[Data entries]
▬▬▬

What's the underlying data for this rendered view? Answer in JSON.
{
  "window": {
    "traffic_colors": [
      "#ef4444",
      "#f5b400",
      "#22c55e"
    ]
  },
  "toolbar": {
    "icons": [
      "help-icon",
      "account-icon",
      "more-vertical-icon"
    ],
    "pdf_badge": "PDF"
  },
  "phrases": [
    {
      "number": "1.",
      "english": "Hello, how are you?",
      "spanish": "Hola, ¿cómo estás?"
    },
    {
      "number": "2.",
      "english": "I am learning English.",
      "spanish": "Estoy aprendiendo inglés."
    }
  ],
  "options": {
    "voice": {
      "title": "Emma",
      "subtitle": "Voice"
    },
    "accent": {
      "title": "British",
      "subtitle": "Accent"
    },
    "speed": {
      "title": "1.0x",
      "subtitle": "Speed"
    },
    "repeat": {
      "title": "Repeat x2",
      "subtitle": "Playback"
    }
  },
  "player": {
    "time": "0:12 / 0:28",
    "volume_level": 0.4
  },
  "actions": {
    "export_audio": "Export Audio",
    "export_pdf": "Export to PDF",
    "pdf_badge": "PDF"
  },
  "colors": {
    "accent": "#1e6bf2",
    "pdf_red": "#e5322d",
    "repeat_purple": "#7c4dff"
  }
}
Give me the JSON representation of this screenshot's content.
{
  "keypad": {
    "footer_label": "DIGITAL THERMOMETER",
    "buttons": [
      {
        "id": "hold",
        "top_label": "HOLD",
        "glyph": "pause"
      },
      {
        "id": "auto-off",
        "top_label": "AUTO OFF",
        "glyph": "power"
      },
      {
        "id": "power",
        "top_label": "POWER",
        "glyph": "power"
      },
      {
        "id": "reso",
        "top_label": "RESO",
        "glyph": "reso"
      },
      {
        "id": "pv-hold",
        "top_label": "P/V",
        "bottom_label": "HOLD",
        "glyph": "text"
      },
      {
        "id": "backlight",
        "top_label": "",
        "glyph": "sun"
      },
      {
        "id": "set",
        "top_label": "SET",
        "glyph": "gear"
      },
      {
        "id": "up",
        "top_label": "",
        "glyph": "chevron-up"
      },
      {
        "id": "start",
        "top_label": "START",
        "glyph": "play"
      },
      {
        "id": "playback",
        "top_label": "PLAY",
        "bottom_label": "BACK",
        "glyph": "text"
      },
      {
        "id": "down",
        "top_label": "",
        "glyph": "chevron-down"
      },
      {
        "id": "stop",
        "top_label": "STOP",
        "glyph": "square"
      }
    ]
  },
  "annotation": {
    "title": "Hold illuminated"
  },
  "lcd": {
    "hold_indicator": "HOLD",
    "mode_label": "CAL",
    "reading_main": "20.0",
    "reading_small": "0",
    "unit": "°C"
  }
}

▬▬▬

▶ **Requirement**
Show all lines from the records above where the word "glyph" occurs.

▶ **Exercise output**
        "glyph": "pause"
        "glyph": "power"
        "glyph": "power"
        "glyph": "reso"
        "glyph": "text"
        "glyph": "sun"
        "glyph": "gear"
        "glyph": "chevron-up"
        "glyph": "play"
        "glyph": "text"
        "glyph": "chevron-down"
        "glyph": "square"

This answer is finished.